(Entries from a dataset of interfaces)
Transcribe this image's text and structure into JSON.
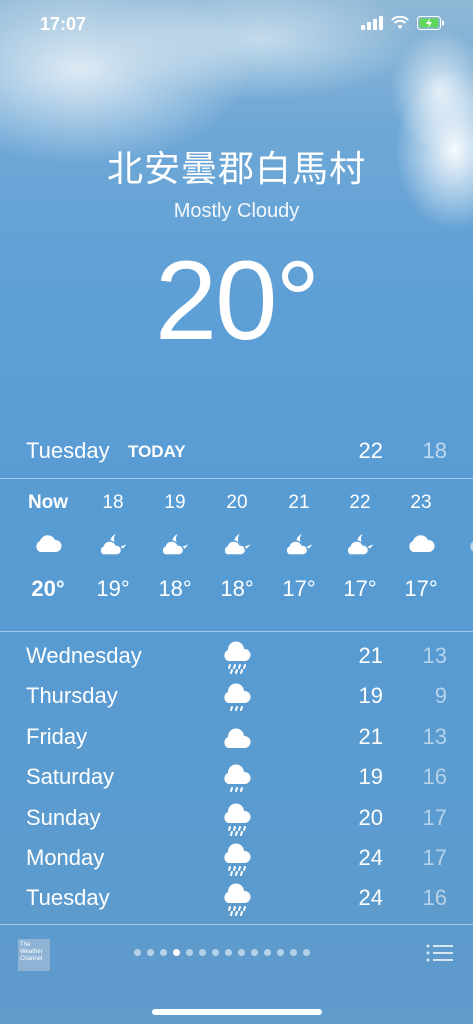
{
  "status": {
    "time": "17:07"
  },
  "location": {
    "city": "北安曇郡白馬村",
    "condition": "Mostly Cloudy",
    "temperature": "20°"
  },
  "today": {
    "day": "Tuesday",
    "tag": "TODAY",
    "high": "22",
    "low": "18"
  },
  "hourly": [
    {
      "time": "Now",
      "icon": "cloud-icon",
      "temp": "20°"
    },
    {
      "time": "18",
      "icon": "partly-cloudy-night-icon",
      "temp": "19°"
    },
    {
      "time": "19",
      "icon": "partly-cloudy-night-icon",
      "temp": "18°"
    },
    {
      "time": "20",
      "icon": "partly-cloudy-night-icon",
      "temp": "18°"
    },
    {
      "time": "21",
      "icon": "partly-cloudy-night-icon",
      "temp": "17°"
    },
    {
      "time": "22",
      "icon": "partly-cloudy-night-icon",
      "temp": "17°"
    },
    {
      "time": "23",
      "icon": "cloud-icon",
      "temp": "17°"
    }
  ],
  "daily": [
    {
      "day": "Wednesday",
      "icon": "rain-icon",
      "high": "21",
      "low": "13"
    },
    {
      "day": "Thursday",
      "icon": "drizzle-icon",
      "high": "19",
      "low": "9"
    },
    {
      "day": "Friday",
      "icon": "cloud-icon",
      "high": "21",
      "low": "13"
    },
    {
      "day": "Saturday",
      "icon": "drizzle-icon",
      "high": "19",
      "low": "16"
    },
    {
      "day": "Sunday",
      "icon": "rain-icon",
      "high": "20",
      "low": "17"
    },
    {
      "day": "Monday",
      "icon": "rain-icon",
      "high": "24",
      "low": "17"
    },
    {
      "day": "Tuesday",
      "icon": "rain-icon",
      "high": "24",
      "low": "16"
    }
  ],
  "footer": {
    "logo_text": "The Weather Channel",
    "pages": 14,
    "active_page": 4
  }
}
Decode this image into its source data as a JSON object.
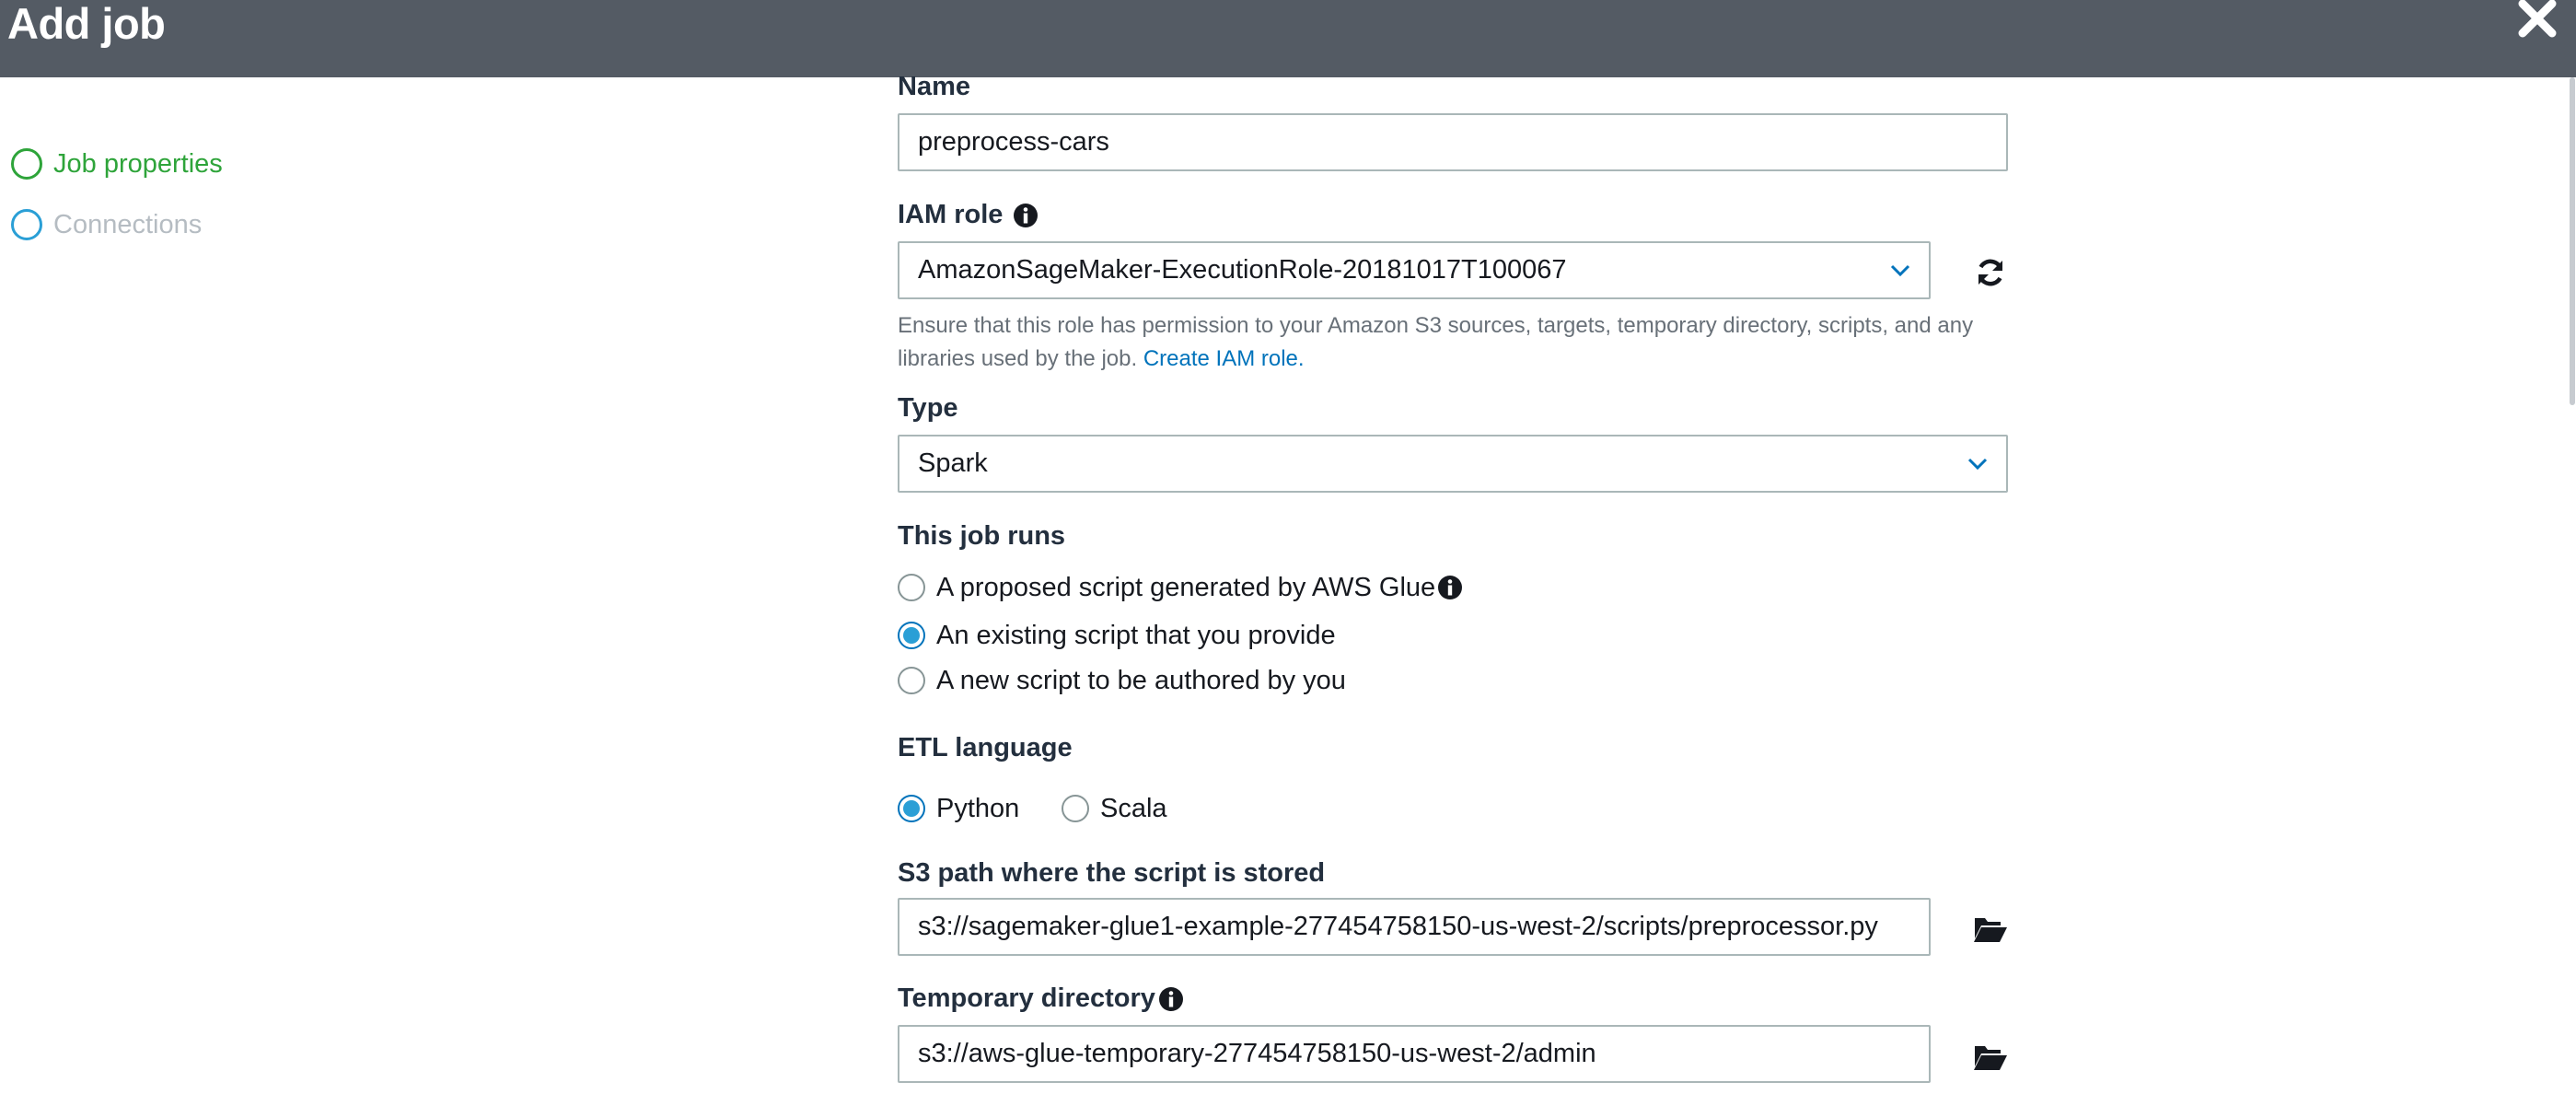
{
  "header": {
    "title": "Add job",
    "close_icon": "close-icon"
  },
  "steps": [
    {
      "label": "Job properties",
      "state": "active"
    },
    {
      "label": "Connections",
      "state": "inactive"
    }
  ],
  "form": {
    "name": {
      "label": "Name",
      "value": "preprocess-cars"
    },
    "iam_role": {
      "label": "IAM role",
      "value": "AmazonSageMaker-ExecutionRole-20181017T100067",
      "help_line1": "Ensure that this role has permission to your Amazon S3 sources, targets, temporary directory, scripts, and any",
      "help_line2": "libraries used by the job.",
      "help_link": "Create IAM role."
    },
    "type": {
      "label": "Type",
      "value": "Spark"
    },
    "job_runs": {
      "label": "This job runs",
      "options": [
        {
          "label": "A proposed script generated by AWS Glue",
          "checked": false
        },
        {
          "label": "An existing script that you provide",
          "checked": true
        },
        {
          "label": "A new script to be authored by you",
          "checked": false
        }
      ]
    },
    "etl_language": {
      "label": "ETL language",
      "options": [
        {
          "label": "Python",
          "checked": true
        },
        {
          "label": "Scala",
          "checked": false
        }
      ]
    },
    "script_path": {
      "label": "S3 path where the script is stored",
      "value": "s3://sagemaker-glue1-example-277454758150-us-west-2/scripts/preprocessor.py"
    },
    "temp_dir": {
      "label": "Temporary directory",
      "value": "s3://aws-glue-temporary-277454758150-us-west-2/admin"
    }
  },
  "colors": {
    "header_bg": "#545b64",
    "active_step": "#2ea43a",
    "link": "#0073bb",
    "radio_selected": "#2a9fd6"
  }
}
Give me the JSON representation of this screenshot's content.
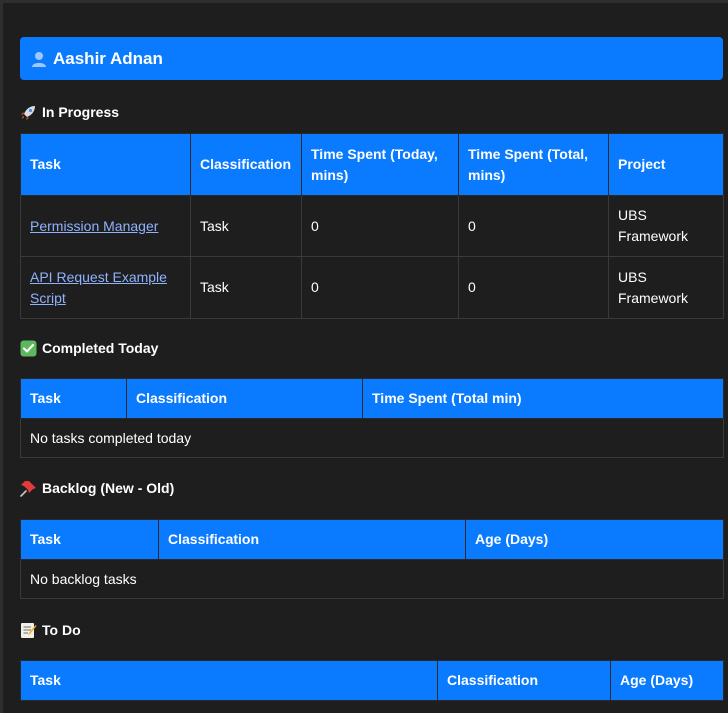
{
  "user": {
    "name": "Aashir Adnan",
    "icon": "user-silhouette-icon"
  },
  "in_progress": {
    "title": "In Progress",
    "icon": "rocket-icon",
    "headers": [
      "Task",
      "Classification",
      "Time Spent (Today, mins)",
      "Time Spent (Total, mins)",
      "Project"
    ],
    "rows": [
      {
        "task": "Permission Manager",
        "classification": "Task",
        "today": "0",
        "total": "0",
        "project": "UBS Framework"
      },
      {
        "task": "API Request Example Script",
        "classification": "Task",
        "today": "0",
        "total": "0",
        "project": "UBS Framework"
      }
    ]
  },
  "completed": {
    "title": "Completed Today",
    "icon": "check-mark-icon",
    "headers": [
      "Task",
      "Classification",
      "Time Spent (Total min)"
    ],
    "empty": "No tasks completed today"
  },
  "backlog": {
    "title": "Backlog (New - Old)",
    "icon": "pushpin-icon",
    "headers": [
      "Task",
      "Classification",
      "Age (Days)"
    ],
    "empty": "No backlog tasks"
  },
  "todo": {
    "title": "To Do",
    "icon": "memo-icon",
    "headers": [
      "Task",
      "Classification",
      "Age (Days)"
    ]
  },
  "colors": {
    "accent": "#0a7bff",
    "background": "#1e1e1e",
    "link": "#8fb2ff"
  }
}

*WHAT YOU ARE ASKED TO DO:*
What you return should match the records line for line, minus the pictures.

*RESULT:*
Transcribe this image's text and structure into JSON.
{
  "status": {
    "time": "17:07"
  },
  "location": {
    "city": "北安曇郡白馬村",
    "condition": "Mostly Cloudy",
    "temperature": "20°"
  },
  "today": {
    "day": "Tuesday",
    "tag": "TODAY",
    "high": "22",
    "low": "18"
  },
  "hourly": [
    {
      "time": "Now",
      "icon": "cloud-icon",
      "temp": "20°"
    },
    {
      "time": "18",
      "icon": "partly-cloudy-night-icon",
      "temp": "19°"
    },
    {
      "time": "19",
      "icon": "partly-cloudy-night-icon",
      "temp": "18°"
    },
    {
      "time": "20",
      "icon": "partly-cloudy-night-icon",
      "temp": "18°"
    },
    {
      "time": "21",
      "icon": "partly-cloudy-night-icon",
      "temp": "17°"
    },
    {
      "time": "22",
      "icon": "partly-cloudy-night-icon",
      "temp": "17°"
    },
    {
      "time": "23",
      "icon": "cloud-icon",
      "temp": "17°"
    }
  ],
  "daily": [
    {
      "day": "Wednesday",
      "icon": "rain-icon",
      "high": "21",
      "low": "13"
    },
    {
      "day": "Thursday",
      "icon": "drizzle-icon",
      "high": "19",
      "low": "9"
    },
    {
      "day": "Friday",
      "icon": "cloud-icon",
      "high": "21",
      "low": "13"
    },
    {
      "day": "Saturday",
      "icon": "drizzle-icon",
      "high": "19",
      "low": "16"
    },
    {
      "day": "Sunday",
      "icon": "rain-icon",
      "high": "20",
      "low": "17"
    },
    {
      "day": "Monday",
      "icon": "rain-icon",
      "high": "24",
      "low": "17"
    },
    {
      "day": "Tuesday",
      "icon": "rain-icon",
      "high": "24",
      "low": "16"
    }
  ],
  "footer": {
    "logo_text": "The Weather Channel",
    "pages": 14,
    "active_page": 4
  }
}
Decode this image into its source data as a JSON object.
{
  "header": {
    "title": "Add job",
    "close_icon": "close-icon"
  },
  "steps": [
    {
      "label": "Job properties",
      "state": "active"
    },
    {
      "label": "Connections",
      "state": "inactive"
    }
  ],
  "form": {
    "name": {
      "label": "Name",
      "value": "preprocess-cars"
    },
    "iam_role": {
      "label": "IAM role",
      "value": "AmazonSageMaker-ExecutionRole-20181017T100067",
      "help_line1": "Ensure that this role has permission to your Amazon S3 sources, targets, temporary directory, scripts, and any",
      "help_line2": "libraries used by the job.",
      "help_link": "Create IAM role."
    },
    "type": {
      "label": "Type",
      "value": "Spark"
    },
    "job_runs": {
      "label": "This job runs",
      "options": [
        {
          "label": "A proposed script generated by AWS Glue",
          "checked": false
        },
        {
          "label": "An existing script that you provide",
          "checked": true
        },
        {
          "label": "A new script to be authored by you",
          "checked": false
        }
      ]
    },
    "etl_language": {
      "label": "ETL language",
      "options": [
        {
          "label": "Python",
          "checked": true
        },
        {
          "label": "Scala",
          "checked": false
        }
      ]
    },
    "script_path": {
      "label": "S3 path where the script is stored",
      "value": "s3://sagemaker-glue1-example-277454758150-us-west-2/scripts/preprocessor.py"
    },
    "temp_dir": {
      "label": "Temporary directory",
      "value": "s3://aws-glue-temporary-277454758150-us-west-2/admin"
    }
  },
  "colors": {
    "header_bg": "#545b64",
    "active_step": "#2ea43a",
    "link": "#0073bb",
    "radio_selected": "#2a9fd6"
  }
}
Give me the JSON representation of this screenshot's content.
{
  "user": {
    "name": "Aashir Adnan",
    "icon": "user-silhouette-icon"
  },
  "in_progress": {
    "title": "In Progress",
    "icon": "rocket-icon",
    "headers": [
      "Task",
      "Classification",
      "Time Spent (Today, mins)",
      "Time Spent (Total, mins)",
      "Project"
    ],
    "rows": [
      {
        "task": "Permission Manager",
        "classification": "Task",
        "today": "0",
        "total": "0",
        "project": "UBS Framework"
      },
      {
        "task": "API Request Example Script",
        "classification": "Task",
        "today": "0",
        "total": "0",
        "project": "UBS Framework"
      }
    ]
  },
  "completed": {
    "title": "Completed Today",
    "icon": "check-mark-icon",
    "headers": [
      "Task",
      "Classification",
      "Time Spent (Total min)"
    ],
    "empty": "No tasks completed today"
  },
  "backlog": {
    "title": "Backlog (New - Old)",
    "icon": "pushpin-icon",
    "headers": [
      "Task",
      "Classification",
      "Age (Days)"
    ],
    "empty": "No backlog tasks"
  },
  "todo": {
    "title": "To Do",
    "icon": "memo-icon",
    "headers": [
      "Task",
      "Classification",
      "Age (Days)"
    ]
  },
  "colors": {
    "accent": "#0a7bff",
    "background": "#1e1e1e",
    "link": "#8fb2ff"
  }
}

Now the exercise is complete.